Posted by Jade
on Jul 8, 2011 in GMing
| 0 comments
Two weeks ago, I discussed ways to make religion more meaningful in your game. If you haven’t read it yet, do so before reading this. It’s okay, we’ll wait.
Back again? Good. Now, here’s the list of divine interventions I promised in that post. I’ve numbered them so you could use it as a random effects table, but I recommend choosing something appropriate instead of rolling for an effect.
- +1 bonus on skill checks for one attempt
- +1 to +3 bonus on to-hit or damage rolls for one round or one combat
- +10% value to all gems or other valuable items sold at one sale
- PC is surrounded by an invisible (or glowing–GM’s choice) field that deflects attacks and gives a +1 or +2 to armor class for one round or one combat
- +1 to attribute bonus for one attribute check
- Earned treasure includes a map of the tower or dungeon PCs will go to in the near future
- Earned treasure includes a map of a town the PCs frequent with secret entrances and exits to key buildings clearly marked.
- Found treasure is +10% higher in value than it would be otherwise
- PC gains a Protection from Evil (or Good, or Law, or Chaos) for a limited duration, say one round, one turn, or one combat. If your games doesn’t use alignments, substitute a protection from hostile creatures
- PC knows immediately that someone he’s currently talking to is lying or he knows the person is absolutely telling him the truth.
- NPCs react more favorably to the PC for a set duration time.
- Animals respond more positively to PC for a set duration time.
- A monster’s breath weapon leave PC completely unharmed for one attack
- The answer to one particularly important question simply appears in PC’s mind
- PC is able to find a particularly helpful NPC for a specific adventure or task

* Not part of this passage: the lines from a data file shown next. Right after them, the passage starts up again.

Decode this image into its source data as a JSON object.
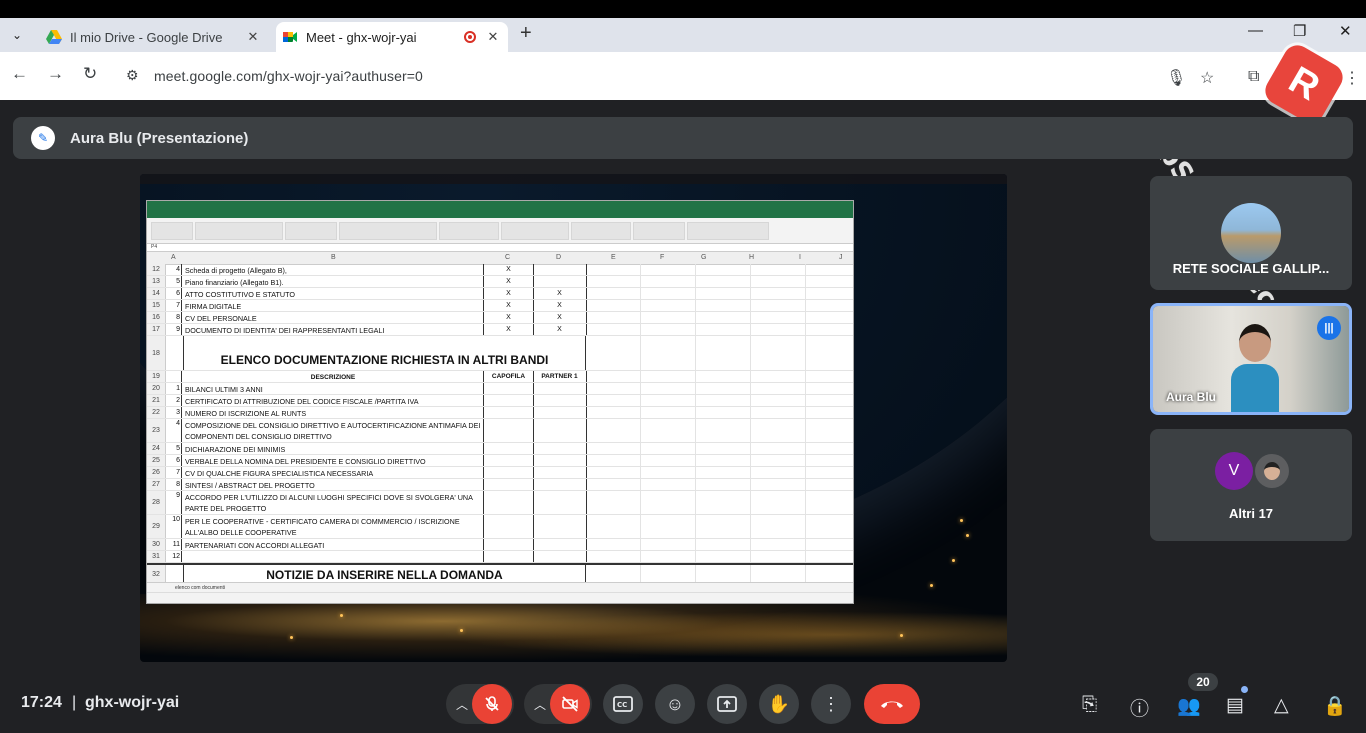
{
  "browser": {
    "tabs": [
      {
        "title": "Il mio Drive - Google Drive",
        "close": "✕"
      },
      {
        "title": "Meet - ghx-wojr-yai",
        "close": "✕"
      }
    ],
    "new_tab": "+",
    "url": "meet.google.com/ghx-wojr-yai?authuser=0"
  },
  "watermark": {
    "text": "iTopScreen Recorder"
  },
  "presenter": {
    "label": "Aura Blu (Presentazione)"
  },
  "spreadsheet": {
    "columns": [
      "A",
      "B",
      "C",
      "D",
      "E",
      "F",
      "G",
      "H",
      "I",
      "J"
    ],
    "name_box": "P4",
    "sheet_tab": "elenco com documenti",
    "rows": [
      {
        "num": "12",
        "a": "4",
        "b": "Scheda di progetto (Allegato B),",
        "c": "X",
        "d": ""
      },
      {
        "num": "13",
        "a": "5",
        "b": "Piano finanziario (Allegato B1).",
        "c": "X",
        "d": ""
      },
      {
        "num": "14",
        "a": "6",
        "b": "ATTO COSTITUTIVO E STATUTO",
        "c": "X",
        "d": "X"
      },
      {
        "num": "15",
        "a": "7",
        "b": "FIRMA DIGITALE",
        "c": "X",
        "d": "X"
      },
      {
        "num": "16",
        "a": "8",
        "b": "CV DEL PERSONALE",
        "c": "X",
        "d": "X"
      },
      {
        "num": "17",
        "a": "9",
        "b": "DOCUMENTO DI IDENTITA' DEI RAPPRESENTANTI LEGALI",
        "c": "X",
        "d": "X"
      }
    ],
    "section_title": "ELENCO DOCUMENTAZIONE RICHIESTA IN ALTRI BANDI",
    "header_row": {
      "num": "19",
      "description": "DESCRIZIONE",
      "capofila": "CAPOFILA",
      "partner": "PARTNER 1"
    },
    "rows2": [
      {
        "num": "20",
        "a": "1",
        "b": "BILANCI ULTIMI 3 ANNI"
      },
      {
        "num": "21",
        "a": "2",
        "b": "CERTIFICATO DI ATTRIBUZIONE DEL CODICE FISCALE /PARTITA IVA"
      },
      {
        "num": "22",
        "a": "3",
        "b": "NUMERO DI ISCRIZIONE AL RUNTS"
      },
      {
        "num": "23",
        "a": "4",
        "b": "COMPOSIZIONE DEL CONSIGLIO DIRETTIVO E AUTOCERTIFICAZIONE ANTIMAFIA DEI COMPONENTI DEL CONSIGLIO DIRETTIVO"
      },
      {
        "num": "24",
        "a": "5",
        "b": "DICHIARAZIONE DEI MINIMIS"
      },
      {
        "num": "25",
        "a": "6",
        "b": "VERBALE DELLA NOMINA DEL PRESIDENTE E CONSIGLIO DIRETTIVO"
      },
      {
        "num": "26",
        "a": "7",
        "b": "CV DI QUALCHE FIGURA SPECIALISTICA NECESSARIA"
      },
      {
        "num": "27",
        "a": "8",
        "b": "SINTESI / ABSTRACT DEL PROGETTO"
      },
      {
        "num": "28",
        "a": "9",
        "b": "ACCORDO PER L'UTILIZZO DI ALCUNI LUOGHI SPECIFICI DOVE SI SVOLGERA' UNA PARTE DEL PROGETTO"
      },
      {
        "num": "29",
        "a": "10",
        "b": "PER LE COOPERATIVE - CERTIFICATO CAMERA DI COMMMERCIO / ISCRIZIONE ALL'ALBO DELLE COOPERATIVE"
      },
      {
        "num": "30",
        "a": "11",
        "b": "PARTENARIATI CON ACCORDI ALLEGATI"
      },
      {
        "num": "31",
        "a": "12",
        "b": ""
      }
    ],
    "section_title2": "NOTIZIE DA INSERIRE NELLA DOMANDA",
    "section_title2_row": "32",
    "section_title_row": "18"
  },
  "participants": [
    {
      "name": "RETE SOCIALE GALLIP..."
    },
    {
      "name": "Aura Blu"
    },
    {
      "name": "Altri 17",
      "initial": "V"
    }
  ],
  "bottom": {
    "time": "17:24",
    "separator": "|",
    "meeting_code": "ghx-wojr-yai",
    "participant_count": "20"
  },
  "icons": {
    "mic": "mic-off-icon",
    "camera": "videocam-off-icon",
    "captions": "closed-caption-icon",
    "emoji": "emoji-icon",
    "present": "present-screen-icon",
    "hand": "raise-hand-icon",
    "more": "more-vert-icon",
    "end": "call-end-icon"
  },
  "colors": {
    "end_call": "#ea4335",
    "excel_green": "#217346",
    "accent": "#8ab4f8"
  }
}
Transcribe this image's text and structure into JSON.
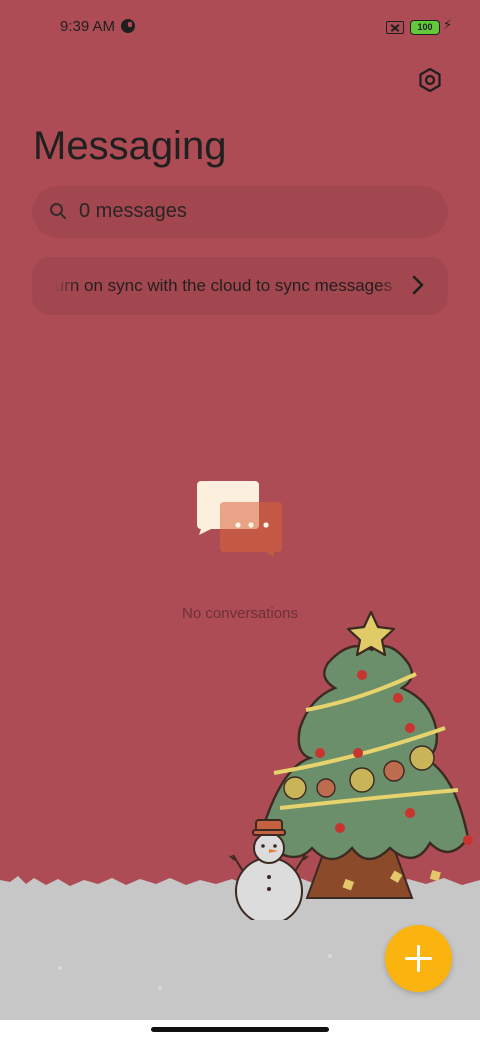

- PC’s vehicle or mount lasts 10% longer than it should — i.e. mount goes an extra 10% distance before tiring, modern vehicle goes 10% longer on one tank of gas, etc. This causes no harm to the vehicle or mount. Alternatively, you could have the vehicle or mount just make it to the next town when, in all rights, it should’ve been unable to.
- PC finds necessary item for survival in a hostile environment (water in the desert, shelter in a blizzard, food while lost in the wilderness).
- PC is able to persuade an NPC to do one thing she wouldn’t normally do (as long as it doesn’t go against the NPC’s deeply held beliefs).
- PC can understand and talk to animals for a limited amount of time
- PC can understand a language he doesn’t know for a short period of time
This is only a small number of things that a DI can do, a short list to get your creative juices flowing. Don’t make your DI results too powerful–you don’t want to give away the whole adventure, just give an appropriately devout character a leg up during a particularly dangerous or difficult event. And you can scale the effects of the DI depending on how devout the PC has been in her observances and how long it’s been since the gods last gave her a helping hand. By divine help minor and rare, you help keep the PCs from relying on it too much.
If you’ve ever used divine intervention in your game, I’d love to hear about it in the comments section below.
[Photo courtesy of ~MVI~ (has found pansit in Hyderabad) via Flickr Creative Commons]